(Collected data)

== Segment start ==

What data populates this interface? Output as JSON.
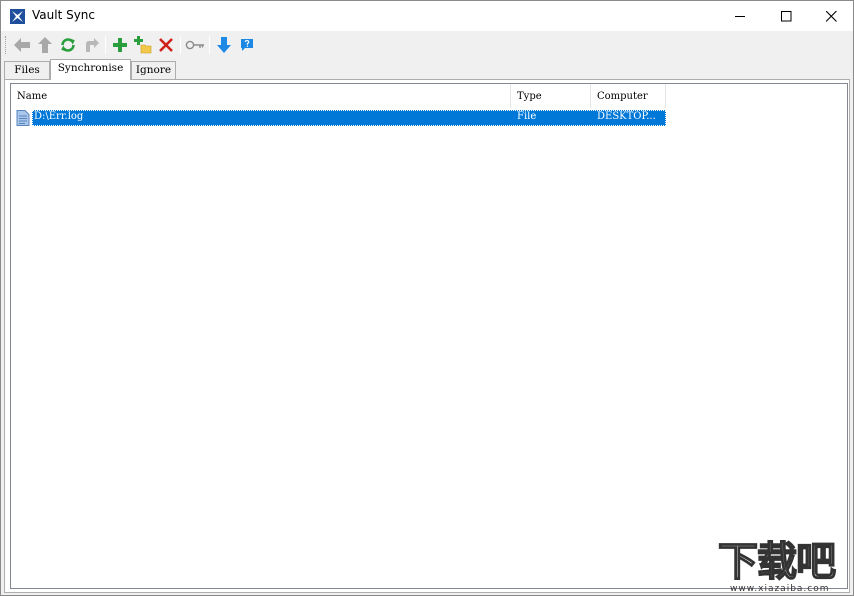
{
  "window": {
    "title": "Vault Sync"
  },
  "toolbar": {
    "buttons": [
      {
        "icon": "back-arrow-icon"
      },
      {
        "icon": "up-arrow-icon"
      },
      {
        "icon": "refresh-icon"
      },
      {
        "icon": "forward-icon"
      },
      {
        "icon": "add-icon"
      },
      {
        "icon": "add-folder-icon"
      },
      {
        "icon": "delete-icon"
      },
      {
        "icon": "key-icon"
      },
      {
        "icon": "download-icon"
      },
      {
        "icon": "help-icon"
      }
    ]
  },
  "tabs": [
    {
      "label": "Files",
      "active": false
    },
    {
      "label": "Synchronise",
      "active": true
    },
    {
      "label": "Ignore",
      "active": false
    }
  ],
  "list": {
    "columns": [
      "Name",
      "Type",
      "Computer"
    ],
    "rows": [
      {
        "name": "D:\\Err.log",
        "type": "File",
        "computer": "DESKTOP...",
        "selected": true
      }
    ]
  },
  "watermark": {
    "main": "下载吧",
    "sub": "www.xiazaiba.com"
  },
  "colors": {
    "selection": "#0078d7",
    "accent_green": "#2a9d3c",
    "accent_red": "#d0201a",
    "accent_blue": "#1e88e5"
  }
}
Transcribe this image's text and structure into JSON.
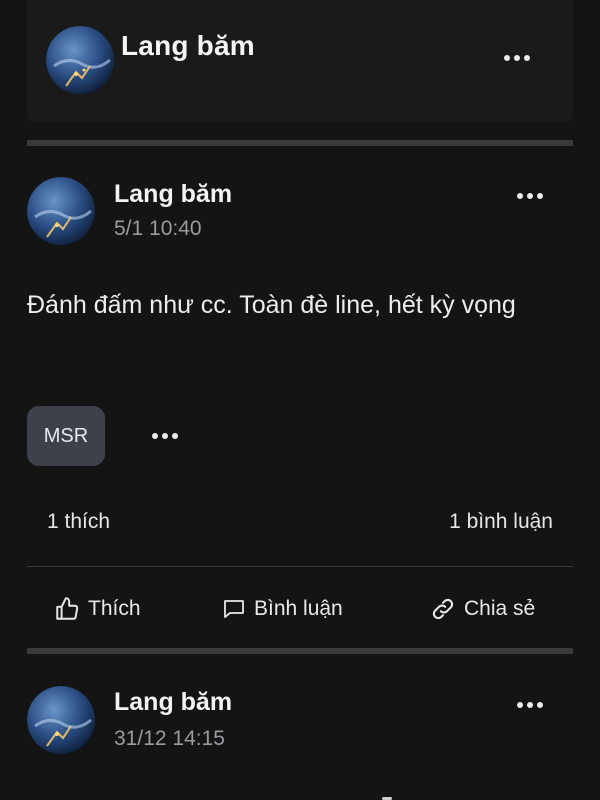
{
  "header": {
    "name": "Lang băm",
    "more_icon": "more-horizontal-icon"
  },
  "posts": [
    {
      "author": "Lang băm",
      "time": "5/1 10:40",
      "text": "Đánh đấm như cc. Toàn đè line, hết kỳ vọng",
      "tag": "MSR",
      "likes": "1 thích",
      "comments": "1 bình luận"
    },
    {
      "author": "Lang băm",
      "time": "31/12 14:15"
    }
  ],
  "actions": {
    "like_label": "Thích",
    "comment_label": "Bình luận",
    "share_label": "Chia sẻ"
  },
  "colors": {
    "background": "#141414",
    "card": "#1a1a1a",
    "divider": "#3a3a3a",
    "chip": "#3d4149",
    "muted_text": "#9a9aa0"
  }
}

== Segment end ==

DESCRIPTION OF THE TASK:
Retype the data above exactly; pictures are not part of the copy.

FINAL ANSWER:
What data populates this interface? Output as JSON.
{
  "window": {
    "title": "Vault Sync"
  },
  "toolbar": {
    "buttons": [
      {
        "icon": "back-arrow-icon"
      },
      {
        "icon": "up-arrow-icon"
      },
      {
        "icon": "refresh-icon"
      },
      {
        "icon": "forward-icon"
      },
      {
        "icon": "add-icon"
      },
      {
        "icon": "add-folder-icon"
      },
      {
        "icon": "delete-icon"
      },
      {
        "icon": "key-icon"
      },
      {
        "icon": "download-icon"
      },
      {
        "icon": "help-icon"
      }
    ]
  },
  "tabs": [
    {
      "label": "Files",
      "active": false
    },
    {
      "label": "Synchronise",
      "active": true
    },
    {
      "label": "Ignore",
      "active": false
    }
  ],
  "list": {
    "columns": [
      "Name",
      "Type",
      "Computer"
    ],
    "rows": [
      {
        "name": "D:\\Err.log",
        "type": "File",
        "computer": "DESKTOP...",
        "selected": true
      }
    ]
  },
  "watermark": {
    "main": "下载吧",
    "sub": "www.xiazaiba.com"
  },
  "colors": {
    "selection": "#0078d7",
    "accent_green": "#2a9d3c",
    "accent_red": "#d0201a",
    "accent_blue": "#1e88e5"
  }
}
Transcribe this image's text and structure into JSON.
{
  "header": {
    "name": "Lang băm",
    "more_icon": "more-horizontal-icon"
  },
  "posts": [
    {
      "author": "Lang băm",
      "time": "5/1 10:40",
      "text": "Đánh đấm như cc. Toàn đè line, hết kỳ vọng",
      "tag": "MSR",
      "likes": "1 thích",
      "comments": "1 bình luận"
    },
    {
      "author": "Lang băm",
      "time": "31/12 14:15"
    }
  ],
  "actions": {
    "like_label": "Thích",
    "comment_label": "Bình luận",
    "share_label": "Chia sẻ"
  },
  "colors": {
    "background": "#141414",
    "card": "#1a1a1a",
    "divider": "#3a3a3a",
    "chip": "#3d4149",
    "muted_text": "#9a9aa0"
  }
}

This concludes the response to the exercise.